Extracted records:
********************

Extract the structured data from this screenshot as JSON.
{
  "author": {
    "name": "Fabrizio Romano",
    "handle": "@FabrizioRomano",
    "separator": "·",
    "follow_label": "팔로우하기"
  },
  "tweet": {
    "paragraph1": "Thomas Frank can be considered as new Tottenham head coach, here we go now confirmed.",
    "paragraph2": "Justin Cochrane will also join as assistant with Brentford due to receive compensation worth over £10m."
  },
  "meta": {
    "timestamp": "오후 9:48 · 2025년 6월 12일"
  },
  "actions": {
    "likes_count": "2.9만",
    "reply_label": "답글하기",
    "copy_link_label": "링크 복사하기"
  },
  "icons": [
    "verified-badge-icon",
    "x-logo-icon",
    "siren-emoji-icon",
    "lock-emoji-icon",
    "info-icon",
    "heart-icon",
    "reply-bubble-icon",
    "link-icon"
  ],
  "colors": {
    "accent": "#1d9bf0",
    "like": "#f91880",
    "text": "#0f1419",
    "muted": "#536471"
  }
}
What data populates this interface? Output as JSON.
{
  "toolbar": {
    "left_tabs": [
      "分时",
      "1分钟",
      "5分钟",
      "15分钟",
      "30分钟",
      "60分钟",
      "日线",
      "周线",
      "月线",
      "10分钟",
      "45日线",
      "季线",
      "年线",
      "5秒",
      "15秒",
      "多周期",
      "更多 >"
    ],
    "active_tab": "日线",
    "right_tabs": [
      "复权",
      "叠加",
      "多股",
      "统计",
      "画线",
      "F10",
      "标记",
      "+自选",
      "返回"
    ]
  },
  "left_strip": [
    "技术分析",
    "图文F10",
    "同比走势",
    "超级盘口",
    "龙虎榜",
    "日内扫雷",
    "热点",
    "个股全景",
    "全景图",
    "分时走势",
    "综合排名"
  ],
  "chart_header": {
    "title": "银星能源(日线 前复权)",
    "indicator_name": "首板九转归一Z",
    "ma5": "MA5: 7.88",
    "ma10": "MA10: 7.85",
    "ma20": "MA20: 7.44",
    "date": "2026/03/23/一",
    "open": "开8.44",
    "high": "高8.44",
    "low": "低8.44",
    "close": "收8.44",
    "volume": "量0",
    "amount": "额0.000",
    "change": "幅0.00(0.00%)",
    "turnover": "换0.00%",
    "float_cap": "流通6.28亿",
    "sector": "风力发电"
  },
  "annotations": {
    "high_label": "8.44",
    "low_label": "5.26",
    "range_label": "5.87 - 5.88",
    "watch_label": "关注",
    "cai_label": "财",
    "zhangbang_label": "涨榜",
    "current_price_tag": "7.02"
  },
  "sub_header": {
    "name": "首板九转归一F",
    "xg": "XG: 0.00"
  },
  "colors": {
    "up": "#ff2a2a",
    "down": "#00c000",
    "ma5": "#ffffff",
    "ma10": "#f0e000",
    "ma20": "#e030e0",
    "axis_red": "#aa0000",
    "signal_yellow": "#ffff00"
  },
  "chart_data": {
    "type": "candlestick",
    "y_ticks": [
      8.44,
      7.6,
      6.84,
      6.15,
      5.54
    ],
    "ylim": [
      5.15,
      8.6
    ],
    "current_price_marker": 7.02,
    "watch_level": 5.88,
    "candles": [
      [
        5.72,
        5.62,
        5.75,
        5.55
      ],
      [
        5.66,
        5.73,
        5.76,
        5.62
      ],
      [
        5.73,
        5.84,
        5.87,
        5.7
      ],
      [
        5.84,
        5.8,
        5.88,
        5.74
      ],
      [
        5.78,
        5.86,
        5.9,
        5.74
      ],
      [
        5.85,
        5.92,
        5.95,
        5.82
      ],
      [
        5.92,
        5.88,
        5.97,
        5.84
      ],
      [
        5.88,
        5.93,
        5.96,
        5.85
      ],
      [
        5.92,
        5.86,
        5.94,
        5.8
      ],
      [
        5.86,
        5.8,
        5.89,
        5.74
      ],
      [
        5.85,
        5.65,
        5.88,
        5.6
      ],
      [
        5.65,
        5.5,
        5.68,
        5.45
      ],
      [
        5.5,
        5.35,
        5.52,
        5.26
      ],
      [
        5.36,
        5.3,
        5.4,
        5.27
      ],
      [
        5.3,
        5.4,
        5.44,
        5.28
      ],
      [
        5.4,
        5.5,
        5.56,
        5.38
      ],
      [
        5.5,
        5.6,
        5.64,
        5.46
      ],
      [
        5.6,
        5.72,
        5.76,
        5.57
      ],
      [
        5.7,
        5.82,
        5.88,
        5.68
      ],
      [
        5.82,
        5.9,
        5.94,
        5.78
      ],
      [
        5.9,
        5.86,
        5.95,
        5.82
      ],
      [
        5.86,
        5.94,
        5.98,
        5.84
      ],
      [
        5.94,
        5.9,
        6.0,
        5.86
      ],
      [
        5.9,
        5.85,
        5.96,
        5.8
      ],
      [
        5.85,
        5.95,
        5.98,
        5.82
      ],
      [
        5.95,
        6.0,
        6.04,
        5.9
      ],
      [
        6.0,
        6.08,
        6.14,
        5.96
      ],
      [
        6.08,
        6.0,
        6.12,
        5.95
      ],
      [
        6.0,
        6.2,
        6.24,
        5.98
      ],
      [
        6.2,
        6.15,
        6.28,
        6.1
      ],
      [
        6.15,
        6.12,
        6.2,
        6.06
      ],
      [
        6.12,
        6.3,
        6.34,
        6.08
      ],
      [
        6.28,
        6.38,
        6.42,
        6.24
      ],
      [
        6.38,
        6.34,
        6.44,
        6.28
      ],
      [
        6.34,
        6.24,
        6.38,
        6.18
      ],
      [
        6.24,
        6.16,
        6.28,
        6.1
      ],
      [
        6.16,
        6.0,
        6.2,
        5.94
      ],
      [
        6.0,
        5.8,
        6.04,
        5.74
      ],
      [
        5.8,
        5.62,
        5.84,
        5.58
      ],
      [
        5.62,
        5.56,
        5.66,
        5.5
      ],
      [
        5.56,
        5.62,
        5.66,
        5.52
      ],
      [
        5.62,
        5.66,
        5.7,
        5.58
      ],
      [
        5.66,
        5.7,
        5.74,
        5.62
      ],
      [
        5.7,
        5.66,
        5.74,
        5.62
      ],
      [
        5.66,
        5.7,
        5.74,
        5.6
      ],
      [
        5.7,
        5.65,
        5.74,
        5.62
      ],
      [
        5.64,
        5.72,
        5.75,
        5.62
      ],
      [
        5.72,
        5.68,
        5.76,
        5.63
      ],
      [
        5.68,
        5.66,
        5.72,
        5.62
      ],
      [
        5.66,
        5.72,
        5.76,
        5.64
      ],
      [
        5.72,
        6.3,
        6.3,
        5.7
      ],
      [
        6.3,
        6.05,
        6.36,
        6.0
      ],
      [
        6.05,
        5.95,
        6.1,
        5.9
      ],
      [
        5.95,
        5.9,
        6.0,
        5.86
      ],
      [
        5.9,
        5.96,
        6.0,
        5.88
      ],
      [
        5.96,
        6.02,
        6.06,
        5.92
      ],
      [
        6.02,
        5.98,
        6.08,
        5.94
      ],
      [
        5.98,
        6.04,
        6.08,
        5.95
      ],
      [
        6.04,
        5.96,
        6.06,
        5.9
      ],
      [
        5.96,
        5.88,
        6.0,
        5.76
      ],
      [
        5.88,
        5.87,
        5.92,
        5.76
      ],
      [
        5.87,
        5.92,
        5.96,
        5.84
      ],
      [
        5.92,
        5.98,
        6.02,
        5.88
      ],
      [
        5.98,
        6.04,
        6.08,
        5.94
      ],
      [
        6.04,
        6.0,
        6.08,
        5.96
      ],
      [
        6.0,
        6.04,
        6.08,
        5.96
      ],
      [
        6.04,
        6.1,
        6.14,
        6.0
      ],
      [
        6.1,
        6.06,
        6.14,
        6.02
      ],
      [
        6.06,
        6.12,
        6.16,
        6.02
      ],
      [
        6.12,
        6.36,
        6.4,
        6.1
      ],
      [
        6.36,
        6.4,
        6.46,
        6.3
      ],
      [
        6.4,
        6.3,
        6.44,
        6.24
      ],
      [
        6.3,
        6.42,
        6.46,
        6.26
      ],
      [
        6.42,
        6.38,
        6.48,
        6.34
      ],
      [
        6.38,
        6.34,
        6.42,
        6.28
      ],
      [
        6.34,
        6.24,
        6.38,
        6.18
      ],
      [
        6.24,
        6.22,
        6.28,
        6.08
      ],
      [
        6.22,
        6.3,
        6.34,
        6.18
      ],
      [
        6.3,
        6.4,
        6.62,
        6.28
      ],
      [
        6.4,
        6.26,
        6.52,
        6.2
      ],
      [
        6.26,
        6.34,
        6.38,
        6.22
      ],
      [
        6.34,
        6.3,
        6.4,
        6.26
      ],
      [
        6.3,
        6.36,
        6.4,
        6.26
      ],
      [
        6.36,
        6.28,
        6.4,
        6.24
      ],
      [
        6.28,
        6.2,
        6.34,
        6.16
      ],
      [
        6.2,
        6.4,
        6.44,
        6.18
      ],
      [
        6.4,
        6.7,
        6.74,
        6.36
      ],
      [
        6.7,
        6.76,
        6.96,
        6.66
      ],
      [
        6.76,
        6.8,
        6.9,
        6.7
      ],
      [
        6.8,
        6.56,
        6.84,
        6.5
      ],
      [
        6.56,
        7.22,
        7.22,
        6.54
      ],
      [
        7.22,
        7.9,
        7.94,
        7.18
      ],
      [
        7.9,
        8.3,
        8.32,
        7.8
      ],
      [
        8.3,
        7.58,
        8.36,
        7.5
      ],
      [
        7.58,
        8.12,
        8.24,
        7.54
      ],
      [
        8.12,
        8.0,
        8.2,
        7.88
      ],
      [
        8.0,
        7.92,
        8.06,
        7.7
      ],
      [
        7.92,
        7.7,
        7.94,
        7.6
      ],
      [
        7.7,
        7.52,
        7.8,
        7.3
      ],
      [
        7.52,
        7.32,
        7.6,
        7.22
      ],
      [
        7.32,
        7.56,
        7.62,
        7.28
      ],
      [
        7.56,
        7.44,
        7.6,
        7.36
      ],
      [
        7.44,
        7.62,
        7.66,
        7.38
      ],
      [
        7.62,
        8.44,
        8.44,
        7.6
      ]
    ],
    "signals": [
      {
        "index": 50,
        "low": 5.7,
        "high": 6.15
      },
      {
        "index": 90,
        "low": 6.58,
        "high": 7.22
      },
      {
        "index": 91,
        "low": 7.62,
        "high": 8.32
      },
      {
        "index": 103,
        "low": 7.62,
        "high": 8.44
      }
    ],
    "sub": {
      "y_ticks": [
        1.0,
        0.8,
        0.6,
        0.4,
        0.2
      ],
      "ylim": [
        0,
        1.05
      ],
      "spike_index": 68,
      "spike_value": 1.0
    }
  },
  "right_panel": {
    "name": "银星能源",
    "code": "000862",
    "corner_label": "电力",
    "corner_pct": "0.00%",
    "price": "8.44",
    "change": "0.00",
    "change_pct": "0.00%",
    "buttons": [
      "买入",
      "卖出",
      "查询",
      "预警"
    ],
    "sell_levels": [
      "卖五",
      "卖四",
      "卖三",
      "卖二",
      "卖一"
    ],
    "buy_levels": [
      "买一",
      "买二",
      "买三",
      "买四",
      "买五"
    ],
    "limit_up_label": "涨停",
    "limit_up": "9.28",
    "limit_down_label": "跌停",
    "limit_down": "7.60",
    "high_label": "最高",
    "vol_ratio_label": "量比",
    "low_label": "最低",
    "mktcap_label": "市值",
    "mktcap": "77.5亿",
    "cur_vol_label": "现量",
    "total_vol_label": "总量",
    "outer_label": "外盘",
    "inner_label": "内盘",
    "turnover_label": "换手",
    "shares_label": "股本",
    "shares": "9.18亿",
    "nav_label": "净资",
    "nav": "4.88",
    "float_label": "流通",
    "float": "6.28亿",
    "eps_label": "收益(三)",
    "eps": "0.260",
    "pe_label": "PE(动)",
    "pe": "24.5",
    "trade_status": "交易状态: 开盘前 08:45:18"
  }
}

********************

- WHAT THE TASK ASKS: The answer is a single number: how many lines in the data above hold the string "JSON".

- ANSWER FOR THE TASK: 2